#### [Exercise instructions]
Collect each line of the records containing the string "chinaz".

#### [Source information]
- - -

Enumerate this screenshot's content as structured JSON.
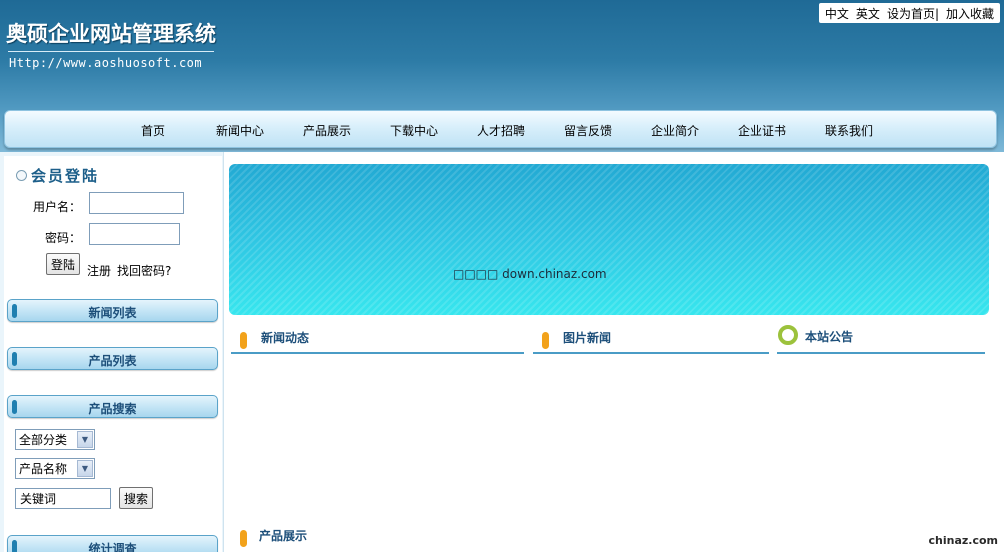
{
  "header": {
    "site_title": "奥硕企业网站管理系统",
    "site_url": "Http://www.aoshuosoft.com",
    "top_links": [
      "中文",
      "英文",
      "设为首页|",
      "加入收藏"
    ]
  },
  "nav": {
    "items": [
      "首页",
      "新闻中心",
      "产品展示",
      "下载中心",
      "人才招聘",
      "留言反馈",
      "企业简介",
      "企业证书",
      "联系我们"
    ]
  },
  "login": {
    "title": "会员登陆",
    "username_label": "用户名：",
    "password_label": "密码：",
    "username_value": "",
    "password_value": "",
    "login_button": "登陆",
    "register_link": "注册",
    "forgot_link": "找回密码?"
  },
  "sidebar": {
    "news_list": "新闻列表",
    "product_list": "产品列表",
    "product_search": "产品搜索",
    "statistics": "统计调查"
  },
  "search": {
    "category_select": "全部分类",
    "field_select": "产品名称",
    "keyword_value": "关键词",
    "search_button": "搜索"
  },
  "main": {
    "banner_text": "□□□□ down.chinaz.com",
    "sections": {
      "news_dynamic": "新闻动态",
      "picture_news": "图片新闻",
      "site_notice": "本站公告",
      "product_showcase": "产品展示"
    }
  },
  "watermark": "chinaz.com",
  "colors": {
    "header_blue": "#2d7ba6",
    "title_blue": "#1d4f7a",
    "bullet_orange": "#f2a21b",
    "ring_green": "#9cc23c",
    "banner_cyan": "#2fc6e3"
  }
}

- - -

#### [Task answer]
    "banner_text": "□□□□ down.chinaz.com",
  "watermark": "chinaz.com",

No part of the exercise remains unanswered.